▶ _Goal of the exercise_
Your task is to copy the listing exactly, with the pictures left out.

----------

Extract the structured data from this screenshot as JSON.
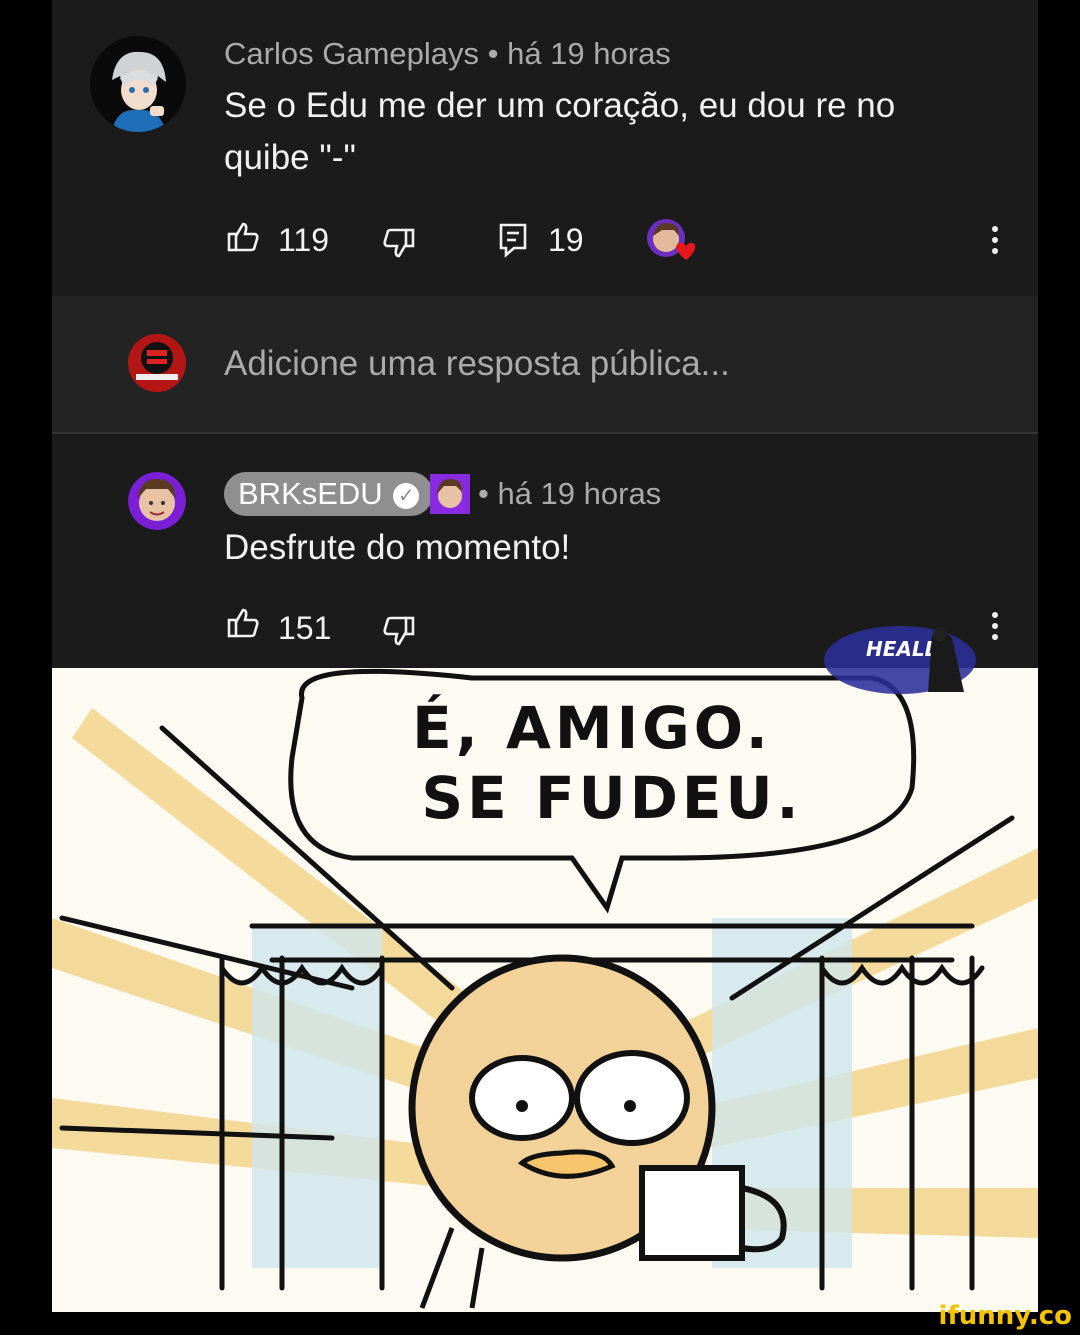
{
  "comment": {
    "author": "Carlos Gameplays",
    "time": "• há 19 horas",
    "text": "Se o Edu me der um coração, eu dou re no quibe \"-\"",
    "likes": "119",
    "replies": "19"
  },
  "reply_box": {
    "placeholder": "Adicione uma resposta pública..."
  },
  "reply": {
    "author": "BRKsEDU",
    "time": "• há 19 horas",
    "text": "Desfrute do momento!",
    "likes": "151"
  },
  "meme": {
    "line1": "É, AMIGO.",
    "line2": "SE FUDEU."
  },
  "overlay_logo": "HEALL",
  "watermark": "ifunny.co",
  "colors": {
    "background": "#1b1b1b",
    "reply_box": "#232323",
    "heart": "#e5191b",
    "chip": "#8f8f8f",
    "watermark": "#f5c400"
  }
}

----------

▶ _Response area_
Extract the structured data from this screenshot as JSON.
{
  "comment": {
    "author": "Carlos Gameplays",
    "time": "• há 19 horas",
    "text": "Se o Edu me der um coração, eu dou re no quibe \"-\"",
    "likes": "119",
    "replies": "19"
  },
  "reply_box": {
    "placeholder": "Adicione uma resposta pública..."
  },
  "reply": {
    "author": "BRKsEDU",
    "time": "• há 19 horas",
    "text": "Desfrute do momento!",
    "likes": "151"
  },
  "meme": {
    "line1": "É, AMIGO.",
    "line2": "SE FUDEU."
  },
  "overlay_logo": "HEALL",
  "watermark": "ifunny.co",
  "colors": {
    "background": "#1b1b1b",
    "reply_box": "#232323",
    "heart": "#e5191b",
    "chip": "#8f8f8f",
    "watermark": "#f5c400"
  }
}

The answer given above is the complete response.